Tune in, Again, to the NFL Network
The NFL Network begins its sixth season of Thursday Night Football on Nov. 10, featuring the bitter rivalry game of Oakland Raiders at San Diego Chargers, in fiercer shape than ever. Already, 637,594 people (and counting) currently “like” NFL Network on Facebook, and the cable network saw more than 20 percent year-over-year viewership gains in the third quarter of this year. Total-day viewership stood at at 160,000 viewers, compared to 133,000 viewers in 2010.
What’s more, according to AdWeek, NFL Network is “close to selling out its eight-game prime-time slate.” The league reports that its network has sold more than 80 percent of its in-game inventory, retaining spots in the latter half of the schedule to accommodate last-minute buys.
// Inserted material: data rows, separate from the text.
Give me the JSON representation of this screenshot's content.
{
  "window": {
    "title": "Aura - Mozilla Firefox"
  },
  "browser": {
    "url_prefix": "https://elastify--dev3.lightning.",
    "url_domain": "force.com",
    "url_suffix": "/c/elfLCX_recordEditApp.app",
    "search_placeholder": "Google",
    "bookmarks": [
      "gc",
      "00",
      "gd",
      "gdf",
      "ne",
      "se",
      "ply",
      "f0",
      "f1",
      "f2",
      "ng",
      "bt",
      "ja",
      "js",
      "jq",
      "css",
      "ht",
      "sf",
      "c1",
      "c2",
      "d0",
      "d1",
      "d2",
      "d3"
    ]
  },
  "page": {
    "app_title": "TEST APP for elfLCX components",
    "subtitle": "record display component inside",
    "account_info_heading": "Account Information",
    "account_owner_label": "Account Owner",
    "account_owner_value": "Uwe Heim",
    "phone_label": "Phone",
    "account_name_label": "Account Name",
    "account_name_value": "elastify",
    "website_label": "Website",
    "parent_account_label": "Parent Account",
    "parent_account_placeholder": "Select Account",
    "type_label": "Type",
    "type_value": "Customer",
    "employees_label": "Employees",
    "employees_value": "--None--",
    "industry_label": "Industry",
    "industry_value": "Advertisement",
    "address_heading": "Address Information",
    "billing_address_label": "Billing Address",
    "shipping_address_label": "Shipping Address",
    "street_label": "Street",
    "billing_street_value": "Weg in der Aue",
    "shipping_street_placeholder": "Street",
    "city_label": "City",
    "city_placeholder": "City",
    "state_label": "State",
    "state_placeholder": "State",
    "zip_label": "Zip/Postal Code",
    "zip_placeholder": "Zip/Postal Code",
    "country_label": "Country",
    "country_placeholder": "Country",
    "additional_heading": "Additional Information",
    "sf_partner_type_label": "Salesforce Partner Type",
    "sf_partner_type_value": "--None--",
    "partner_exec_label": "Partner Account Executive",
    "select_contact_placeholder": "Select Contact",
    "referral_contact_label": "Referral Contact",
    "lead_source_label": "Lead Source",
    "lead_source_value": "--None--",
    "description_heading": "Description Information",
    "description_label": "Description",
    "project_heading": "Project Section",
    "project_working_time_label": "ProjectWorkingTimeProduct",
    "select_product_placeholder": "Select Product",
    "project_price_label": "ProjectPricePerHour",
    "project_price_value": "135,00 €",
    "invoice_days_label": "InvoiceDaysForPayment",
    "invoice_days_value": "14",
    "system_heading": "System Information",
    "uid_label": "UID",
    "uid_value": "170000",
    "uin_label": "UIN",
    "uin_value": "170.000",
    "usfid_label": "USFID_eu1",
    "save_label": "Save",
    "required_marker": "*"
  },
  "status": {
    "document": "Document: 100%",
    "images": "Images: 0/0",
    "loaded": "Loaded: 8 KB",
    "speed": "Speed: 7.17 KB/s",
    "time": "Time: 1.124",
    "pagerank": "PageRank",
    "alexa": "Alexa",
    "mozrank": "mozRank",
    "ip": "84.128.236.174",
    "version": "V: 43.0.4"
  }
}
Auto, retail, and quick-serve restaurant categories have dominated the ad buys.
All this growth has come with the NFL Network still unable to strike a carriage deal with Time Warner Cable. Industry sources claim that the two parties had made considerable progress in 2011 to resolve differences that started soon after the NFL Network launched in 2003. Last Friday, sources familiar with the negotiations report, the parties left TWC’s New York offices without a deal after contentious meetings at which senior executives from both sides were unable to bridge several differences on sports tier carriage and cable subscriber fees.
TWC subscribers, however, will still be able to catch the same Thursday night NFL games as their NFL Network-accessible brethren—as long as the games are being played in their home markets, where they are available via local network affiliates.
While NBA fans everywhere are left indefinitely in the dark.